This morning awoke to the first light snowfall of autumn.
I am always excited to visit Col. Sam Smith Park as you never know what ornithological treasures might be found there.
Today featured a Northern Pintail:
Pintails are usually seen in early spring and late fall migration.
The name comes from the longish spiky central tail feathers.
Pintails are common in the West and uncommon in the East. They are found on shallow ponds and marshes usually with emergent vegetation.
Ruby-crowned Kinglets measure about 10 cm in length; about the length of my thumb. The scarlet crown patch is often concealed.
Species list: red-necked grebe, Canada goose, mallard, gadwall, American black duck, red-breasted merganser, hooded merganser, northern pintail, bufflehead, ring-billed gull, black-capped chickadee, white-breasted nuthatch, ruby-crowned kinglet, yellow-rumped warbler, house sparrow, northern cardinal, American goldfinch, American tree sparrow, white-throated sparrow, field sparrow, song sparrow. (23 species)
Late in November, on a single night
Not even near to freezing, the ginkgo trees
That stand along the walk drop all their leaves
In one consent, and neither to rain nor to wind
But as though to time alone: the golden and green
Leaves litter the lawn today, that yesterday
Had spread aloft their fluttering fans of light.
What signal from the stars? What senses took it in?
What in those wooden motives so decided
To strike their leaves, to down their leaves,
Rebellion or surrender? and if this

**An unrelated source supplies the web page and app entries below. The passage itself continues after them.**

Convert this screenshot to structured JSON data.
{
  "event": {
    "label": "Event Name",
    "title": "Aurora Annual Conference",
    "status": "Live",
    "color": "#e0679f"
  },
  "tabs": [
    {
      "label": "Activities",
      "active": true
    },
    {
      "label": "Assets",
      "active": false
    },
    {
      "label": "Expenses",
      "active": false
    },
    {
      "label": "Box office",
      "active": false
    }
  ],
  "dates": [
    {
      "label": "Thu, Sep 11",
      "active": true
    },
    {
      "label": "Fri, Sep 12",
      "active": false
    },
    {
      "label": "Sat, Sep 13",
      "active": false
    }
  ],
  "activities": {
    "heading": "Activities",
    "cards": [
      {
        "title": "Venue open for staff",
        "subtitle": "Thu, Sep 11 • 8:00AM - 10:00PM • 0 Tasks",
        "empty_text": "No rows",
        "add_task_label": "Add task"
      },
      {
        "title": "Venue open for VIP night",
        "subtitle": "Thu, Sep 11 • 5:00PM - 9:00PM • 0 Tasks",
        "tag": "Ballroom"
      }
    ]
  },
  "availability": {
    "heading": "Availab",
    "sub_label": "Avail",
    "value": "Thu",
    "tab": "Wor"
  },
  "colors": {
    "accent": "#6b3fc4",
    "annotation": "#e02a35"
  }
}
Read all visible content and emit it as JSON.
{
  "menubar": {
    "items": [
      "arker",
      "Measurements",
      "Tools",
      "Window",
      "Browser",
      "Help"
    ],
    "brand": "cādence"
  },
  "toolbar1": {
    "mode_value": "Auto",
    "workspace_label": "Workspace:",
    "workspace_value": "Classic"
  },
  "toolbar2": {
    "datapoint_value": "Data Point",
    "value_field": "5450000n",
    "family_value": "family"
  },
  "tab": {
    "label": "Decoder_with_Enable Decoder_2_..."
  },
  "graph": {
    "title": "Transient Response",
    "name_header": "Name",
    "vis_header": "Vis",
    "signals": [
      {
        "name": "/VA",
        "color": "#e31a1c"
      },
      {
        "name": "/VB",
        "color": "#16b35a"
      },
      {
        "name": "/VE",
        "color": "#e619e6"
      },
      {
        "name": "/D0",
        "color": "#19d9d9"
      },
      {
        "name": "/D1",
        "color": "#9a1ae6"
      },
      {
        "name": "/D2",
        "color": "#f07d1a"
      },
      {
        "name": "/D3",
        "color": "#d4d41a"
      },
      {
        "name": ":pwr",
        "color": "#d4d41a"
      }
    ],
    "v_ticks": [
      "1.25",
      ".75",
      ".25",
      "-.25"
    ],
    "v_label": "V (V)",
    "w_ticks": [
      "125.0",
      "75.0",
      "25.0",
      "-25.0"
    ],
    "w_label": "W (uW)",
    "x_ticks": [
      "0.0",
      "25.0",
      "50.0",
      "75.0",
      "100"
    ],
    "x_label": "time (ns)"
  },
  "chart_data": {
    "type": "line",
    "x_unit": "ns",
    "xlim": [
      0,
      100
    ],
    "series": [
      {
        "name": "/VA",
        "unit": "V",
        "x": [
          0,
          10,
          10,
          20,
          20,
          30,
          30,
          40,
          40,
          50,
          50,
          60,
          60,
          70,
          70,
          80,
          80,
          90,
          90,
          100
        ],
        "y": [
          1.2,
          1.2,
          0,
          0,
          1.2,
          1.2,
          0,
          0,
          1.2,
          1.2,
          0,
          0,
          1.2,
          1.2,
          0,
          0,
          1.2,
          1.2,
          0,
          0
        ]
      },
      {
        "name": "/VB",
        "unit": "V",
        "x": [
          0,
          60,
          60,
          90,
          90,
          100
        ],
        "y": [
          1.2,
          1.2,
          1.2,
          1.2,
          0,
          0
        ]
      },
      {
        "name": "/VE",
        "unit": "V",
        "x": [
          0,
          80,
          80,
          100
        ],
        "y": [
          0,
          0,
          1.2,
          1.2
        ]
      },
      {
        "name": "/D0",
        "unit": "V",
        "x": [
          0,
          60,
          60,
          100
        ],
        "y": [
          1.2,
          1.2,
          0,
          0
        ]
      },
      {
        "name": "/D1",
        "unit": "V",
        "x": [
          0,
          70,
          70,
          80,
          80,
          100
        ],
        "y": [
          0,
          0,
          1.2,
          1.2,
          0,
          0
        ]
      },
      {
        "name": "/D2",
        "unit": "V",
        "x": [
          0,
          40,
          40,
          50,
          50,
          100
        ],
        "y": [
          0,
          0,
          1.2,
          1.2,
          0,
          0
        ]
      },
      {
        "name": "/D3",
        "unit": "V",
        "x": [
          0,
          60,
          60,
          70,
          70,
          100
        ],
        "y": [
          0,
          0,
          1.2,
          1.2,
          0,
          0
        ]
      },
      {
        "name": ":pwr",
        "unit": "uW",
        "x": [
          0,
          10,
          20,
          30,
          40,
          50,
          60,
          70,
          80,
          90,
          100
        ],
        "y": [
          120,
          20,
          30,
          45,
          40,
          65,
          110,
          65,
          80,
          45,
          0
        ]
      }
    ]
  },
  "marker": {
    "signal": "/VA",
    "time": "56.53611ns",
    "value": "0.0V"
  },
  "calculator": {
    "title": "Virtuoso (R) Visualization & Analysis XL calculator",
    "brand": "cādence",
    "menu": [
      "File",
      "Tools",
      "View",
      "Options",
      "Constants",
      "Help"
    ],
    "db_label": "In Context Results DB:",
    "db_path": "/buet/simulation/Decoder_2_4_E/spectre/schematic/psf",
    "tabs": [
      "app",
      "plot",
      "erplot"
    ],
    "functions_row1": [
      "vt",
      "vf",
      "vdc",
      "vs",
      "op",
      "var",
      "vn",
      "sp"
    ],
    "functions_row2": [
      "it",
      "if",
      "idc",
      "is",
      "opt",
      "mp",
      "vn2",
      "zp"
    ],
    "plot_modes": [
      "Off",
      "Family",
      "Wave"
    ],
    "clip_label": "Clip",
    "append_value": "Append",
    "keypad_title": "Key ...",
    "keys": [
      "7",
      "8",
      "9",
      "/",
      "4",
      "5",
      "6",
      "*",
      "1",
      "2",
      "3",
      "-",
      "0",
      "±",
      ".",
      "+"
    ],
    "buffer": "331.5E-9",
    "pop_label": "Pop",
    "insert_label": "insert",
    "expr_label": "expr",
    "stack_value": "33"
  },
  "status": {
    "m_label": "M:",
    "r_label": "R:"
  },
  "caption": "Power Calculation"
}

Can happen thus, what race shall be exempt?
What use to learn the lessons taught by time,
If a star at any time may tell us: Now. – Howard Nemerov